And yes, I've heard the rumors of a CDMA Nokia device being tested in Asian markets, but that's been over a year ago and was a flimsy two-paragraph "report" to begin with.

And did those CDMA Nokia phones ever materialize? I tried to find out if they really exist

Looks like more than a rumour, very much existing, to me...

And Nokia had some CDMA2000 phones in the past (search on ). Yeah, not too many... but among the few countries where that standard really sees some significant adoption, you have one place firmly in the grips of carriers (dictating / castrating phones in the past, they didn't seem to go along well with Nokia; oh, and the manufacturer of the standard had long-standing hostilities with Nokia), plus some more or less US colonies (so I suppose the trends in adoption of handsets might also partly spill over), including two which have few very strong mobile phone manufacturers of their own - and one of the manufacturers is the very same chaebol responsible for local CDMA2k network, LG U+.
Meanwhile & unusually, Nokia didn't have much presence, in more or less just those places, even when it comes to GSM phones and carriers.

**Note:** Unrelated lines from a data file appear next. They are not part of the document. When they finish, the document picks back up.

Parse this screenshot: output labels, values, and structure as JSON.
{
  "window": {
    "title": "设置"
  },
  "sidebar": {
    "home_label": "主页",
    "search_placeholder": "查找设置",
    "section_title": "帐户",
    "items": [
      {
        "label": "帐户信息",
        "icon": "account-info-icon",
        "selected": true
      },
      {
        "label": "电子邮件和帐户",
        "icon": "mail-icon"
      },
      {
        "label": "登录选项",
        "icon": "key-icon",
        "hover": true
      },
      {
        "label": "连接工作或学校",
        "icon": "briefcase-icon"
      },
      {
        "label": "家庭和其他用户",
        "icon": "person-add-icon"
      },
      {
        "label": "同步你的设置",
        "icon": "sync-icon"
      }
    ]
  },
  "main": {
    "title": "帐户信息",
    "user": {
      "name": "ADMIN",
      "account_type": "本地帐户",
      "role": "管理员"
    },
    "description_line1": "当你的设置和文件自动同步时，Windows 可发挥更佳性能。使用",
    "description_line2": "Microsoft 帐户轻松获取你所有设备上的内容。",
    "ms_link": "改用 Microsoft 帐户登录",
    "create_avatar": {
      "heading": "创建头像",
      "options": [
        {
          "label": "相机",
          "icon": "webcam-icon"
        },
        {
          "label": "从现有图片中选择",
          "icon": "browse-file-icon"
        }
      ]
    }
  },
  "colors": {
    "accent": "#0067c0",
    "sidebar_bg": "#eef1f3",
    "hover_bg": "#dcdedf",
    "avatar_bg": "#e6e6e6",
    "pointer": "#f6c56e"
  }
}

Well, then there's China... I suppose it might be about them pragmatically desiring to gain experience with all the tech from throughout the world - each of the Chinese three major networks is based on different standard: one network with pure GSM family, one with domestic experiment, and one with CDMA2k (fairly standard one, contrary to what one poster nearby claims, probably confusing it with the 2nd; but I guess handset portability might still be a problem if you'd import it, SIM cards didn't become universal in CDMA2k networks so you're at the mercy of a carrier to enable the phone in their network...)

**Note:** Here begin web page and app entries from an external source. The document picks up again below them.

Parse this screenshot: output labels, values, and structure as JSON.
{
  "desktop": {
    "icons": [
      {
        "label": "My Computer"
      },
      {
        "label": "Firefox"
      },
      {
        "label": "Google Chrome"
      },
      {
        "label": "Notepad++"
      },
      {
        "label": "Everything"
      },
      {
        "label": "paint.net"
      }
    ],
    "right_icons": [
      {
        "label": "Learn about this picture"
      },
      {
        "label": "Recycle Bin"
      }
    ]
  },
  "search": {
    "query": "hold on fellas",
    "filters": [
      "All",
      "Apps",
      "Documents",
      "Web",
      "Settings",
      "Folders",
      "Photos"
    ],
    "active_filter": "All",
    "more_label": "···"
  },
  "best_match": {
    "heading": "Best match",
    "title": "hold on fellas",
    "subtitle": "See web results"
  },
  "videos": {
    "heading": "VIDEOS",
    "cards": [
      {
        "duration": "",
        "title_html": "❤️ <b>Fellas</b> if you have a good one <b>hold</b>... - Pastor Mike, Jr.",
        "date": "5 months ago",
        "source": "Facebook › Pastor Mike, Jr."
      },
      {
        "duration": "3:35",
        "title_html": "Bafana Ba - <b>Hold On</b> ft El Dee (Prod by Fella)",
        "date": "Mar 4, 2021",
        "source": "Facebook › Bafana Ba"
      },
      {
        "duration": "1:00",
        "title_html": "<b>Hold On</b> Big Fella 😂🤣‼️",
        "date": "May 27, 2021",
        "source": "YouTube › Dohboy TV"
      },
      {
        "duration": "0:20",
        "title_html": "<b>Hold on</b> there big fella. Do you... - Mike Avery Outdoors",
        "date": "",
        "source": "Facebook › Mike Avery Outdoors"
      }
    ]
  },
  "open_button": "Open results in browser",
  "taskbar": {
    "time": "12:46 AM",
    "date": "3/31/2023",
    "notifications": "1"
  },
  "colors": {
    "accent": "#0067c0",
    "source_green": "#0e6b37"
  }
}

And you know, ultimately iPhones have one-digit percentage of adoption... (when it comes to phones in use, among worldwide 5+ billion mobile subscribers)

Edited 2012-07-09 23:29 UTC

Reply Parent Score: 2